Are the very essential thing in DaVinci Resolve’s workspace. One of the main mistakes beginners make is to put several adjustments on one Node. It makes it harder to compare the result of your work and adjust a particular part of your image. Combining Nodes is a way to see the result of your work and change it any time.
Also, you should plan your editing in advance and pick the Nodes Mode that will suit your needs the most. The Serial Node layers are connected, so every change of the previous Node will affect your next Node. The Parallel Node gives you to Nodes, put on the image at the same time and don’t affect each other. The Splitter Combiner Node is rarely used, but can be used for advanced color correction, denoizing or blurring a particular color channel. You can also use the Layer Node, which combines the results of several Nodes and reflects them on your image.

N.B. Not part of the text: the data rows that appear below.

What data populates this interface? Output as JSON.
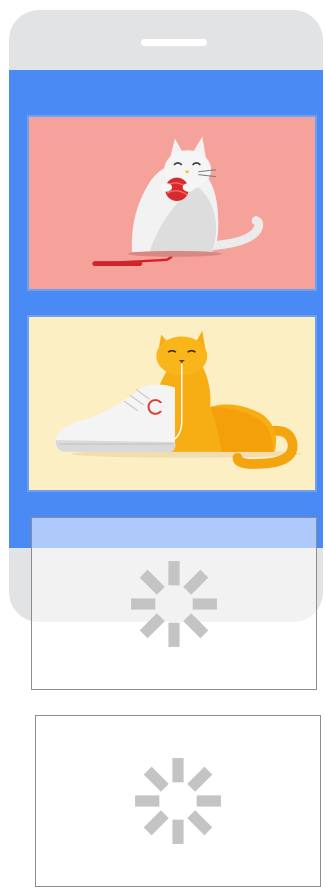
{
  "device": {
    "frame_color": "#e2e3e5",
    "screen_color": "#4a8af4"
  },
  "cards": [
    {
      "illustration": "white-cat-with-red-yarn",
      "background": "#f4a29a"
    },
    {
      "illustration": "orange-cat-with-white-sneaker",
      "background": "#fcefc4"
    }
  ],
  "placeholders": [
    {
      "state": "loading",
      "icon": "loading-spinner-icon"
    },
    {
      "state": "loading",
      "icon": "loading-spinner-icon"
    }
  ]
}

Another thing to know about Nodes - the connecting lines of the Layer and other types of Nodes refer to the top and bottom adjustment layers of your image. You should make sure you put the layers in the order you intended them to be.
Can greatly enhance your video without extra work. The purpose of Luts is to change RGB pixel data into another. Some Luts can highly saturate the video, some can soften the colors and make them deeper.

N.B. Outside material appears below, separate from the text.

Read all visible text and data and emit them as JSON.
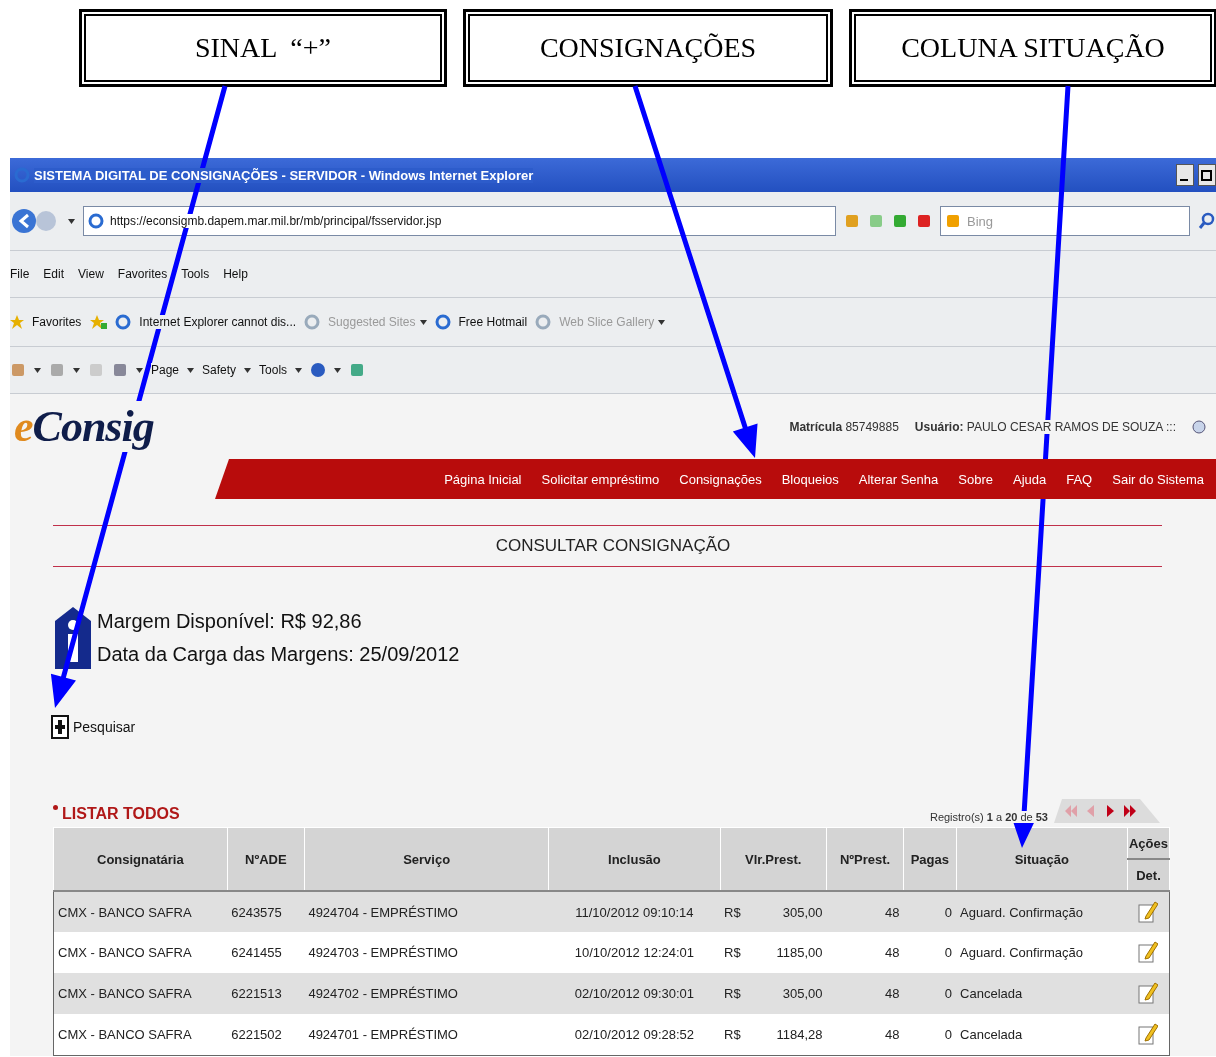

To add your luts, open the project settings, go to Color Management and hit Open LUT folder button. After that, just place your Luts into the folder and refresh the Luts Tab (with right-click). Your Luts will appear in the LUTs window.
To apply your Lut, you’ll need to create a new Node (option+S/alt+S) and, importantly, place it before your image Node. Beginners usually just apply the Luts to their current Node, or add a Node with Luts after the main image Node, which can lead to clipping of the effect, overexposure and other problems you’ll need to fix. If you will create a separate Node for your Lut and drag it in the beginning, you’ll have a correctly looking Lut.
If you want to know more about Luts, check our guide for using Luts in DaVinci Resolve.
Now, it’s time to finally render our video! We made sure we set everything correctly and were satisfied with the result of our editing, so now we can render and export it. What you’ll need to know when you set your render.
You can use Quick Export, which allows you to select a format or web service that you need and make a render of the video. Go to File > Quick Export
To explore advanced export settings use the Deliver tab at the bottom of the DaVinci window. The most important here is that this menu gives you the ability to set the quality of your video, more specifically change it from Automatic to Restrict to mode. Here you can select format and codec, set video bitrate, set audio configs and many more.
Another handy thing beginners don’t know is that you can fix a very common problem - the color and saturation difference before and after export. All you need to do is change your Gamma Tag to Rec. 709-A, because this codec is the best option for social media and web. You will find this setting in the Advanced Settings tab.
DaVinci allows you to export videos in a variety of formats. Also, formats use different codecs.
Choose the format based on your needs:
1. If you will use the finished video in further video production, then choose uncompressed formats (like Quicktime format with Apple ProRes codec or AVI format with Uncompressed codec) that allow you to save quality, but weigh quite a lot
2. If you need a video for social networks or a website, choose MP4 or Quicktime format with h264/h265 codecs. These settings allow you to make lightweight videos and keep good image quality.
We hope this guide was useful, and we’ll definitely continue to complement it with new articles, specifically describing each of your steps. The base of DaVinci Resolve is quite easy and enough to edit your first videos, and with practice, you’ll learn to create complex projects, full of high-quality assets, effects, and animation.
You can also check the article about the main mistakes beginners make in DaVinci Resolve.
Come back to master a new skill in DaVinci Resolve!